MONTREAL--Baseball's Dark Monday - 12 players suspended amidst all type of drug-related allegations - has precipitated a wide variety of responses from players, fans and media.
Some feel this is a stain on baseball. Others suggest this proves baseball is being harder on PED use than the NFL, NBA and NHL combined. It's probably some of both, and the unfortunate part for Bud Selig and crew is that Alex Rodriguez and his protestations of innocence are getting more play than the fact key players from pennant-contending teams have received harsh bans.
Every sport is different in how it administers justice and punishment regarding performance enhancing drugs, which is probably part of the problem. If there was uniformity and co-operation, perhaps greater strides would be taken towards achieving the kind of mostly-drug free sports world some envision.
But all the sports are different, and all have different traditions and sensitivites. It's intriguing, for example, that while baseball makes headlines with all these suspensions, pro tennis is dealing with similar issues in a far more opaque manner.
Two players, Viktor Troicki of Serbia and Marin Cilic of Croatia, are under a cloud these days, but the circumstances surrounding both players is cloudy in general. Neither is at the Rogers Cup this week, but nobody's holding press conferences to explain why.
Troicki refused to take a blood test after submitting to a urine test earlier this year, and we do know the International Tennis Federation has handed him an 18-month suspension that could take him out of the Davis Cup tie against Canada next month.
He's appealing it, however, and his precise status at this moment, and when the appeal will be heard, is unclear. Novak Djokovic, among others, has risen to his countryman's defence.
Cilic, meanwhile, hasn't played since Wimbledon, and Croatian media is reporting that he failed a drug test in Munich several months ago. He was supposed to be a seeded player here in Montreal, but quietly withdrew without explanation. With Croatia facing an important Davis Cup collision with Great Britain, Cilic's status could also have an impact on that international team competition.
Tennis, you should know, has an intriguing record on dealing with drugs.
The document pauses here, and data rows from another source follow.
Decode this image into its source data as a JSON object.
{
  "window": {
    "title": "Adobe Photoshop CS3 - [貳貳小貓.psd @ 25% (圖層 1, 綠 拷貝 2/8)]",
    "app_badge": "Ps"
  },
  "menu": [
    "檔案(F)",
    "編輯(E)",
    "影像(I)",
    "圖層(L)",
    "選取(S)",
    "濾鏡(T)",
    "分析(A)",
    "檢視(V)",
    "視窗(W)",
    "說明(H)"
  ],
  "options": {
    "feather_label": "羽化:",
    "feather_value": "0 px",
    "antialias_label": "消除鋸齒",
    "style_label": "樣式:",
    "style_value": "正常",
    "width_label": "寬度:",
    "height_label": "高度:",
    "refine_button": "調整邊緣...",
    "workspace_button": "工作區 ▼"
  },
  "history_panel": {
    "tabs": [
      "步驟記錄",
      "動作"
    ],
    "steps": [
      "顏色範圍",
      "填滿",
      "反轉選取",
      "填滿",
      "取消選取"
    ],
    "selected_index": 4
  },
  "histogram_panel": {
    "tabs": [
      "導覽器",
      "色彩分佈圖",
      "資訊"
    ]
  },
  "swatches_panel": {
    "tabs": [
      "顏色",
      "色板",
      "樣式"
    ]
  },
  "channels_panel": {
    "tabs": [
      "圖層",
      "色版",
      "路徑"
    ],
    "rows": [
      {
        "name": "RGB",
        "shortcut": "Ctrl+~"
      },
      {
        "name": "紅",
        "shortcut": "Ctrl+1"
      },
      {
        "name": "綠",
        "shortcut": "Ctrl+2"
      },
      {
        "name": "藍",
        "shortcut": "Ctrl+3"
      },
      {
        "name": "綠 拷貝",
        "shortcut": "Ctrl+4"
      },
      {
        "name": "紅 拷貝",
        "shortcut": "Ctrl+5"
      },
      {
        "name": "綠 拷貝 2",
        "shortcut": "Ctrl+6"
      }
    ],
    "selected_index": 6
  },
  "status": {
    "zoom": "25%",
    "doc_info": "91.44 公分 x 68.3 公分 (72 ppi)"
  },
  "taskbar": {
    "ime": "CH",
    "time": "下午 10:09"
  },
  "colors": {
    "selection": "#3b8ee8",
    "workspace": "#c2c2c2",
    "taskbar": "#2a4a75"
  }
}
Players these days are forced to let authorities know their whereabouts all year and are tested frequently, and often inconveniently.
Then again, Richard Gasquet was busted by tennis powers for cocaine use several years ago and skirted a long suspension by convincing authorities he only tested positive after kissing a girl at a nightclub.
Martina Hingis, a former world No. 1, is back playing doubles in Toronto this week four years after her two-year ban for cocaine use expired. Hingis still denies she used the drug.
Wayne Odesnik, born in South Africa and a resident of the U.S., was suspended by the ITF in 2010 for two years after admitting to importing human growth hormone into Australia. That suspension was later reduced after he promised to co-operate with the ITF's anti-doping program, although at Wimbledon he seemed to dismiss the suggestion that he'd promised anything.
Meanwhile, his name showed up on the same Biogenesis documents that have ensnared ARod and all the baseball players. Odesnik, who also isn't here in Montreal, has denied any connection to the controversial clinic.
"I'm clean as a whistle," he told a Wimbledon press conference.
Is tennis interested or planning to investigate? All quiet at this point.
That, and the curious uncertainty surrounding Troicki and Cilic, makes one inclined to applaud baseball's aggressiveness, although more info on what these players actually did would be welcome.